Expert Testimony Unnecessary to Find That Term Lacks Structure Necessary to Avoid § 112(6)

Diebold Nixdorf, Inc. v. International Trade Commission, __ F.3d __, 2018 WL 3862648 (Fed. Cir. Aug. 15, 2018) (Prost, Bryson, O’MALLEY) (ITC) (3 of 5 stars)

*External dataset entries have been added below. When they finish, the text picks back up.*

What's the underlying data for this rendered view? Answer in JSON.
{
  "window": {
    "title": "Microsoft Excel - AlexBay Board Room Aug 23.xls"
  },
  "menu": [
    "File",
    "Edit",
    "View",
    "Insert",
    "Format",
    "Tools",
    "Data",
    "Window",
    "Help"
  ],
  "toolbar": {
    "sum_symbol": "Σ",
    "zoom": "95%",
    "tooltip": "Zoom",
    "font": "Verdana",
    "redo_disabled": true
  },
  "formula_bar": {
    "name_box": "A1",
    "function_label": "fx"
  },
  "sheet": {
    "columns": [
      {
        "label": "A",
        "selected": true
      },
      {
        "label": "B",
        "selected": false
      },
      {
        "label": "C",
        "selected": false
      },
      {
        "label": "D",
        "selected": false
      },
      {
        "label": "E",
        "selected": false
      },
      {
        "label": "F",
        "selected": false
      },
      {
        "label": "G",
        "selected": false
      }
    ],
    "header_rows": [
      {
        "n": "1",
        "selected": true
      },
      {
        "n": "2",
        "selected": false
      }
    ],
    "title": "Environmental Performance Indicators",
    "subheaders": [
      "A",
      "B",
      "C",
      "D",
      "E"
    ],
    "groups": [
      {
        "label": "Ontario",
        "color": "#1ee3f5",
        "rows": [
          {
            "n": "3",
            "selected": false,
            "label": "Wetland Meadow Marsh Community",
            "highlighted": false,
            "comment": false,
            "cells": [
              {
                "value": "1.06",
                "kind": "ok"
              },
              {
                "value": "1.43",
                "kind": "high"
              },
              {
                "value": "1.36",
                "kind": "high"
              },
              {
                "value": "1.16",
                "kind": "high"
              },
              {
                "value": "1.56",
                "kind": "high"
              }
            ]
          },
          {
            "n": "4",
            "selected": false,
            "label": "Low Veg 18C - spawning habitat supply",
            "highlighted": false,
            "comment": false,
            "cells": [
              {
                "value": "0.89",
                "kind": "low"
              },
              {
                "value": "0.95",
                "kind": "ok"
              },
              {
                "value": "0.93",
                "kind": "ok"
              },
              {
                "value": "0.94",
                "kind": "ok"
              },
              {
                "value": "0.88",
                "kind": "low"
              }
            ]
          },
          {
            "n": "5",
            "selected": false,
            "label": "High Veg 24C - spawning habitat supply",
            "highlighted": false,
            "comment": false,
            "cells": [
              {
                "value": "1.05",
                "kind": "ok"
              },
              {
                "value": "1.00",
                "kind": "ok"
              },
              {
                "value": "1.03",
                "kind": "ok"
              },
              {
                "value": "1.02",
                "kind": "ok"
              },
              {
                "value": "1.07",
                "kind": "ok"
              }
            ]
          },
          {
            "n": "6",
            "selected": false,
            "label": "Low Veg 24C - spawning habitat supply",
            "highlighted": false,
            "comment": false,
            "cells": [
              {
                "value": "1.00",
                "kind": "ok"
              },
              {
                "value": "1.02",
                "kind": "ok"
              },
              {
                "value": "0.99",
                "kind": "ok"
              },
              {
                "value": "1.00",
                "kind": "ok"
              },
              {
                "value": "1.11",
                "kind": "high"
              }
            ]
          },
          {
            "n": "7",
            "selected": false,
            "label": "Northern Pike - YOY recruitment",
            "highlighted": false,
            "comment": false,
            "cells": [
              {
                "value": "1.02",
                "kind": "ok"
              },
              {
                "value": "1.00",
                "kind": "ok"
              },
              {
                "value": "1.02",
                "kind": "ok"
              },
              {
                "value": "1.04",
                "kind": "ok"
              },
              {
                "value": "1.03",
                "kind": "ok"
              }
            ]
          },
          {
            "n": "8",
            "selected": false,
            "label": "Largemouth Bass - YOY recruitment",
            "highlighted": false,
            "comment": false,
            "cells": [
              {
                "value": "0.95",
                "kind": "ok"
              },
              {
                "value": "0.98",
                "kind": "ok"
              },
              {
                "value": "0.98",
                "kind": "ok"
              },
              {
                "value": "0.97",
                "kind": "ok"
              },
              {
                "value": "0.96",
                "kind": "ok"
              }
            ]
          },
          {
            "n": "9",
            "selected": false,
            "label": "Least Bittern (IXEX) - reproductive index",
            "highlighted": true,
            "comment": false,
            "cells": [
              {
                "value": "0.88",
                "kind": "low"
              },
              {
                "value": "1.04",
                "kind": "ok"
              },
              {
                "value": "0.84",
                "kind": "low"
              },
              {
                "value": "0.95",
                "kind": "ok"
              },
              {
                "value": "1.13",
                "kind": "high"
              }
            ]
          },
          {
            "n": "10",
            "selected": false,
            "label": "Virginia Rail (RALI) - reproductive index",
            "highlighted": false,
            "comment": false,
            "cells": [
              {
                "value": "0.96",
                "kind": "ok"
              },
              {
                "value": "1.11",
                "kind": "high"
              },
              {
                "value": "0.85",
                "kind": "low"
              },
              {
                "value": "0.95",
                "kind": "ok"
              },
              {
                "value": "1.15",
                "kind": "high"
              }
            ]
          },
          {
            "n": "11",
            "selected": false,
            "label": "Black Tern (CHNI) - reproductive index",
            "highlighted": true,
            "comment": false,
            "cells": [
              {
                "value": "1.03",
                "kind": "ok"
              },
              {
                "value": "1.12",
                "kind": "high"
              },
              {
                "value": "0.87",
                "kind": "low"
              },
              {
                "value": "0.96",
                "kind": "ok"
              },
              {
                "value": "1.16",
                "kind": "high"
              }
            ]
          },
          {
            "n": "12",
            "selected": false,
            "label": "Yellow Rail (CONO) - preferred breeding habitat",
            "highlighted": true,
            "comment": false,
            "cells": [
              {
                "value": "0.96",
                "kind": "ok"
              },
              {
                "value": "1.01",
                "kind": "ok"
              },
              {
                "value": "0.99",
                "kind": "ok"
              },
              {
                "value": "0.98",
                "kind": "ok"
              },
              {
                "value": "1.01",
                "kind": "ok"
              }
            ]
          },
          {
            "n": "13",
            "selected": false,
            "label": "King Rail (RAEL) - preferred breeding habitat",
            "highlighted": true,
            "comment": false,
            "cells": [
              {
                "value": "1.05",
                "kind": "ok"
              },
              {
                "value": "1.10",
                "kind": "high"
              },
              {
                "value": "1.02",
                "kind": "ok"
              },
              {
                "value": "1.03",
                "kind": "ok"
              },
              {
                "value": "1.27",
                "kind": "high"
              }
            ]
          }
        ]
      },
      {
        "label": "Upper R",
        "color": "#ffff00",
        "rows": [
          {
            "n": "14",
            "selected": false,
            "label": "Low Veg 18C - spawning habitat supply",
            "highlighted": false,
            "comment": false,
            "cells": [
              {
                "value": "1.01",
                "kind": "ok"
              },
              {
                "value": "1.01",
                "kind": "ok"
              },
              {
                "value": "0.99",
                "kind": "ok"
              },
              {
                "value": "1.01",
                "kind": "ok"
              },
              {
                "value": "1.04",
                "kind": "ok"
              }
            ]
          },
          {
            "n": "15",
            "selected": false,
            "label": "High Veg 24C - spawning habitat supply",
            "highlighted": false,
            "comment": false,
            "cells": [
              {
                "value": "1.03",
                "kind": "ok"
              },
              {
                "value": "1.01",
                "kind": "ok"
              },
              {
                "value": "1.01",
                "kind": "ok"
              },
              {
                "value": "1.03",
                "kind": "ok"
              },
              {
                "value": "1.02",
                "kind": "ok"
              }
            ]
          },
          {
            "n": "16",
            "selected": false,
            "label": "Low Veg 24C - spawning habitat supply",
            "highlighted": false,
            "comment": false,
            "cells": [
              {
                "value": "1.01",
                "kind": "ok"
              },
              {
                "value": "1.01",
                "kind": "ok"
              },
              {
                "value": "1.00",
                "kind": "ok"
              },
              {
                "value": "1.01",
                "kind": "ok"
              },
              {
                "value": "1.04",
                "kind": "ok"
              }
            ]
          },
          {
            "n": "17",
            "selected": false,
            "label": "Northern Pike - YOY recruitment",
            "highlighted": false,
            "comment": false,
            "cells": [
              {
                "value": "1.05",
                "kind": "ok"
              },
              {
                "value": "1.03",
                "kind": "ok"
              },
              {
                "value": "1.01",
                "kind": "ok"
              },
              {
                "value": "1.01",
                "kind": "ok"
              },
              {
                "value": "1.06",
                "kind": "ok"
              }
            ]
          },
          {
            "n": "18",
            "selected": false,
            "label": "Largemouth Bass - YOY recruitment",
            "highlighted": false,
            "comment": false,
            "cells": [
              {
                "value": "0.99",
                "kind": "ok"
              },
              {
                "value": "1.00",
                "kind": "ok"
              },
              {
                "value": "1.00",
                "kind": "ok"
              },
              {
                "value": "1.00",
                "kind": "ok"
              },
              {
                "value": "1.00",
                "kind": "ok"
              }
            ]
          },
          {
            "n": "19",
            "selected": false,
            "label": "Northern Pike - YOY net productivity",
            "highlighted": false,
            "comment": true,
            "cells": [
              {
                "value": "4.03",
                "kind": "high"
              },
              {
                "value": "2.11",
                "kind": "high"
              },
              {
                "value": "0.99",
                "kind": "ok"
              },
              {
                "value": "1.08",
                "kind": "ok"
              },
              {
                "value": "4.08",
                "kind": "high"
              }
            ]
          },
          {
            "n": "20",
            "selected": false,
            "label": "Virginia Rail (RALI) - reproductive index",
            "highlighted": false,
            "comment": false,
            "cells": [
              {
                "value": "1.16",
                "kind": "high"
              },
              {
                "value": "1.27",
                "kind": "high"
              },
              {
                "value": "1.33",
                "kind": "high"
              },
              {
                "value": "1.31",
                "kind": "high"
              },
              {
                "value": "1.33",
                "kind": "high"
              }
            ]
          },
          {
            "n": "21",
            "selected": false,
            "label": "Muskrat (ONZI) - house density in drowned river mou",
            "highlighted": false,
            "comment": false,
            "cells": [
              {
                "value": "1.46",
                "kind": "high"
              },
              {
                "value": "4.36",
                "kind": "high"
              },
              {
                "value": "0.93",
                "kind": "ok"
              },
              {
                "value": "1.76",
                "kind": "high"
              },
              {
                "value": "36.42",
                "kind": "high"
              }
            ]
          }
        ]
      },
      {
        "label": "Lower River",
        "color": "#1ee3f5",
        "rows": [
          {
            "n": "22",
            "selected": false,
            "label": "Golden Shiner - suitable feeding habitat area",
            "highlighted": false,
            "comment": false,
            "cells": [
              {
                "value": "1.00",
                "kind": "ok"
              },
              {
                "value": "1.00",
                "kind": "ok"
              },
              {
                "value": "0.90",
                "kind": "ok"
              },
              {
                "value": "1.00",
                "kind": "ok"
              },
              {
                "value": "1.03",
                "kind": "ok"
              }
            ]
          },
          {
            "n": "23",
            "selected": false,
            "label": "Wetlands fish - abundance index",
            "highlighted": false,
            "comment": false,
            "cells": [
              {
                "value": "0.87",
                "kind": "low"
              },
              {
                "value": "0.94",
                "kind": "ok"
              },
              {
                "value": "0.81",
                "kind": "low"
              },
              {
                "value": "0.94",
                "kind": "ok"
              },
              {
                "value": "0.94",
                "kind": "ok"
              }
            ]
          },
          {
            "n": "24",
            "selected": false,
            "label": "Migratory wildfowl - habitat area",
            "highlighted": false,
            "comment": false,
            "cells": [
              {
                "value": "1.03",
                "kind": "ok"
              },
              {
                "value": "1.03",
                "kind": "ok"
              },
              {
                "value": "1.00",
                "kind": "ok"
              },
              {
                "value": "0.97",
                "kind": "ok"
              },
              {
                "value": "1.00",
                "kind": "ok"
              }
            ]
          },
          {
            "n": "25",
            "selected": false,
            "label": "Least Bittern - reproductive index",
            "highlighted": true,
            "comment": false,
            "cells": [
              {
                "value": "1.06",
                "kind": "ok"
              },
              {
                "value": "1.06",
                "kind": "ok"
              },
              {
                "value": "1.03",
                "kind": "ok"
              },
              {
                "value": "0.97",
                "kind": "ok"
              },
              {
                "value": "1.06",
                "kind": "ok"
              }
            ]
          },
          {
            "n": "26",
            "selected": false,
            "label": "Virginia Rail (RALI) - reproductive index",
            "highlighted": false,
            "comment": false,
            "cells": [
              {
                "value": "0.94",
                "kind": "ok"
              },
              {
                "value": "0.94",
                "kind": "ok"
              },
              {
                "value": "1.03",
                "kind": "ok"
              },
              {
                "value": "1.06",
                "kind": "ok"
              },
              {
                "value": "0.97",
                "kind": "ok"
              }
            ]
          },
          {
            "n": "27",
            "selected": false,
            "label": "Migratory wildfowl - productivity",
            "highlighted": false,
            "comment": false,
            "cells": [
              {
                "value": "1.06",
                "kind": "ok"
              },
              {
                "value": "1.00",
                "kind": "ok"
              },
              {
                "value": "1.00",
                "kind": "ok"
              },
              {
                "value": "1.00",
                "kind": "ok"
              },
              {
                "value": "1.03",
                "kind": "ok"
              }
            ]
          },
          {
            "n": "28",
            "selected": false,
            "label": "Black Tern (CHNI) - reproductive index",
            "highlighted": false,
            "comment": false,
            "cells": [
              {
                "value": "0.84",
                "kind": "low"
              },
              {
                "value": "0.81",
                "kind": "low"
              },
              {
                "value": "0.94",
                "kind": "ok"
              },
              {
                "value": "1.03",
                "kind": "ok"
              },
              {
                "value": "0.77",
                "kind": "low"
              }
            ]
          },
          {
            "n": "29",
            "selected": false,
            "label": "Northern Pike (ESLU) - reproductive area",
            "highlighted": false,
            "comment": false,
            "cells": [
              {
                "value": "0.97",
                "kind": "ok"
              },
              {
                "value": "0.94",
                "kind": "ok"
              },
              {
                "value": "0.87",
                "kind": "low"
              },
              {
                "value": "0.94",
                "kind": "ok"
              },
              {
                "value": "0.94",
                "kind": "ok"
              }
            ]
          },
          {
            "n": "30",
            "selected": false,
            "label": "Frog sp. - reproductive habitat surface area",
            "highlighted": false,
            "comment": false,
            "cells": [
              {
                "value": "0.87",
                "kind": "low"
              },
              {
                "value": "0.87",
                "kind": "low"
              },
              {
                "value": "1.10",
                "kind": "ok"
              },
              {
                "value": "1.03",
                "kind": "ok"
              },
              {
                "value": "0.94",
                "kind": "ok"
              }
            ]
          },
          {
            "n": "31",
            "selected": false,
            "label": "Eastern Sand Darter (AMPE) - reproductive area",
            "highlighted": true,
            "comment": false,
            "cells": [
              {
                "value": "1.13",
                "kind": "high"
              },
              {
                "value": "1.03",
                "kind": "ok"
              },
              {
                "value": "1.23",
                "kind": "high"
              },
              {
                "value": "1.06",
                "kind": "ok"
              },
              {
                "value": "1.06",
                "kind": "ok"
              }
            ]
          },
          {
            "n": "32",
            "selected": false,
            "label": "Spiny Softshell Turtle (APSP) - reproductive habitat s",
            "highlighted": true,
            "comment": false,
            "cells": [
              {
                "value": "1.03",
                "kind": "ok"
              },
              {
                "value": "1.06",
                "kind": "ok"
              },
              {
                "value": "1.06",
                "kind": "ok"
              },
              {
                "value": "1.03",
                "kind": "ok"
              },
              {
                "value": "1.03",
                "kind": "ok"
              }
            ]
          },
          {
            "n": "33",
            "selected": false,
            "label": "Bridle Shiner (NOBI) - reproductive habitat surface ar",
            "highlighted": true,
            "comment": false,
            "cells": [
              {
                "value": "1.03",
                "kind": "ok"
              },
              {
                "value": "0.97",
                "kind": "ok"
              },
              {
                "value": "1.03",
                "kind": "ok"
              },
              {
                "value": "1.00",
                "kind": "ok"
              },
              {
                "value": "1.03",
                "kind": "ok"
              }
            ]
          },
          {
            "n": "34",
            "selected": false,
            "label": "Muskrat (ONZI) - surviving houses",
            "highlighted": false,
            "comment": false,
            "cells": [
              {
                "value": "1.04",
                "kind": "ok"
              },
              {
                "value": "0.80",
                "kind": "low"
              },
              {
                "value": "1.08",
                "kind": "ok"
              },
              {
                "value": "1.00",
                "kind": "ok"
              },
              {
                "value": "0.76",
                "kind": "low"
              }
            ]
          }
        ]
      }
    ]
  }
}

Fed Cir reverses finding of § 337 violation. The ITC erred in failing to find the asserted claims invalid due to a means-plus-function limitation unsupported by structure in the specification. The term in question, “cheque standby unit,” is a means-plus-function limitation notwithstanding the absence of the word “means.” The opinion rejects the ITC’s argument that Diebold’s failure to present expert testimony on this issue was dispositive. “[I]n appropriate cases, a party advocating that a claim limitation that does not recite the word ‘means’ is subject to § 112, para. 6 can overcome the presumption against its application solely by reference to evidence intrinsic to the patent.” Op. at 13. The opinion also rejects the ITC’s reliance on expert testimony presented by the patent owner that “cheque standby unit” had structural meaning to one skilled in the art. The definitions offered by this expert were “purely functional” and did not “explain with any degree of definiteness what structure or class of structures a person of ordinary skill would understand the term to encompass.” Id. at 15. The opinion thus distinguishes cases such as Inventio, 649 F.3d 1350 (Fed. Cir. 2011), Apex, 325 F.3d 1364 (Fed. Cir. 2003), and Greenberg, 91 F.3d 1580 (Fed. Cir. 1996). This case is analogous to Advanced Ground Information Systems, 830 F.3d 1341 (Fed. Cir. 2016), which held “symbol generator” to be a means-plus-function term. Having concluded that the term invokes § 112, ¶ 6, the opinion then finds insufficient support in the specification to provide structure.

KEYWORDS: INTERNATIONAL TRADE COMMISSION, MEANS-PLUS-FUNCTION, INDEFINITENESS (YES); SECTION 112; INVALIDITY (YES)